Today’s post is for procedure geeks, especially those who litigate MDLs.

Offensive non-mutual collateral estoppel prevents a defendant from relitigating an issue that it lost in earlier litigation against a different plaintiff.

The issue is when offensive non-mutual collateral estoppel applies to a case that was part of an MDL. More specifically, the issue is

As we have previously observed, limits on personal jurisdiction matter because the outcome of litigation is heavily influenced by where a case is filed. Since the Supreme Court confirmed the narrow confines of general jurisdiction in Goodyear Dunlop Tires Operations, S.A. v. Brown, 564 U.S. 915 (2011), and Daimler AG v. Bauman,

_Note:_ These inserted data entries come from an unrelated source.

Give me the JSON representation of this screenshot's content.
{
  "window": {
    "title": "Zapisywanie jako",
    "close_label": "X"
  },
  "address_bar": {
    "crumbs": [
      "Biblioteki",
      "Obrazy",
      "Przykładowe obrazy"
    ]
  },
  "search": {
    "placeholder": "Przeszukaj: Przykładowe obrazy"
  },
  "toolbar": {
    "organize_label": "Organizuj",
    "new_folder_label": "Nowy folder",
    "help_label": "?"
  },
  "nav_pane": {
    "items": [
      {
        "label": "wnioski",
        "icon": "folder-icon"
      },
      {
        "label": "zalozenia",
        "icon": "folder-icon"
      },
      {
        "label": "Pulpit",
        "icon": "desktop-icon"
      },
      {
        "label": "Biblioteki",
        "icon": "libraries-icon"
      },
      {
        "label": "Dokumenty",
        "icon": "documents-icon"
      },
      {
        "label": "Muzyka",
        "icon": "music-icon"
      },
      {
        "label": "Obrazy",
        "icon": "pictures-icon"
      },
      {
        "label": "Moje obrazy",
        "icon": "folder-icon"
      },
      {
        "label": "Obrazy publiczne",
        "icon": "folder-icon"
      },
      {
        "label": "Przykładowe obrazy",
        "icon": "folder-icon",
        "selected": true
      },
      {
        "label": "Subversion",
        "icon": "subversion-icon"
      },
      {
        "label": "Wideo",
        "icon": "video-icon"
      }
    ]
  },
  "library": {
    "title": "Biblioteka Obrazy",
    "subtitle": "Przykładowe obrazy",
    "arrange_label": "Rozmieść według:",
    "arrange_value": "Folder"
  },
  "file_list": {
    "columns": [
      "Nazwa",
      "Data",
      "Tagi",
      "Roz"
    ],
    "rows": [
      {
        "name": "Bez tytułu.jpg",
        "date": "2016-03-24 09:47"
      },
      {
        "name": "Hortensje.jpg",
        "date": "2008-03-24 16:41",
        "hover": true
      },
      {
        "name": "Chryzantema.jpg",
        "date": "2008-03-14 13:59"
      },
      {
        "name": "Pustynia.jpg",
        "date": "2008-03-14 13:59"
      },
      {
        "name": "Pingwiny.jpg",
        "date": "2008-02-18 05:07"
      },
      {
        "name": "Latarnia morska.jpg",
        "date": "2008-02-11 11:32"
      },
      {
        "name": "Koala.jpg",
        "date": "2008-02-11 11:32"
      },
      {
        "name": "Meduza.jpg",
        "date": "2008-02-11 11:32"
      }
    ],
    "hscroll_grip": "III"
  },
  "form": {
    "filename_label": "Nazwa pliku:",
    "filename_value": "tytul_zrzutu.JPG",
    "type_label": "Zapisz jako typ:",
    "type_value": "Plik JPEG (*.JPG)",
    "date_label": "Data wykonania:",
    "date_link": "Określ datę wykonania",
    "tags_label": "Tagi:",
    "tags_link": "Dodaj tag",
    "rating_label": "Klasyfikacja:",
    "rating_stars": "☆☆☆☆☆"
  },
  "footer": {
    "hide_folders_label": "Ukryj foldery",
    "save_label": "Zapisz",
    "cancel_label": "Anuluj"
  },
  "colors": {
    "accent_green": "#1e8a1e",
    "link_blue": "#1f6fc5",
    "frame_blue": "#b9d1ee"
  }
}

We’re pragmatic geeks. That means we love personal-jurisdiction issues. This year alone we’ve reported on personal-jurisdiction cases here, here, and here. And then yesterday we did it again. Although the decision we discussed yesterday, English v. Avon Products, Inc., — N.Y.S.3d —-, 2022 WL 1787160 (N.Y. App. 2022), was unfortunate in

Several weeks ago, we reported on Greisberg v. Boston Scientific Corp., 2022 WL 1261318 (3d Cir. 2022), in which the Third Circuit affirmed dismissal of a failure-to-warn claim because the plaintiff had failed to allege facts sufficient to overcome New Jersey’s “compliance presumption,” a statutory presumption (adopted by numerous states) under which a medical

A relatively short post about Greisberg v. Boston Scientific Corp., 2022 WL 1261318 (3d Cir. 2022), a short decision that came out the right way, but did so based on a problematic statute that creates a rebuttal presumption that warning labels approved by the FDA are adequate as a matter of state law.

The

Today we report on Thornton v. Tyson Foods, Inc., — F.4th —-, 2022 WL 727628 (10th Cir. 2022)—a favorable express-preemption decision under the Federal Meat Inspection Act (FMIA), 21 U.S.C. §§ 601–695, that is directly applicable to medical-device cases. Although decided under a different statute, Thornton makes clear that the FDCA bars state-law claims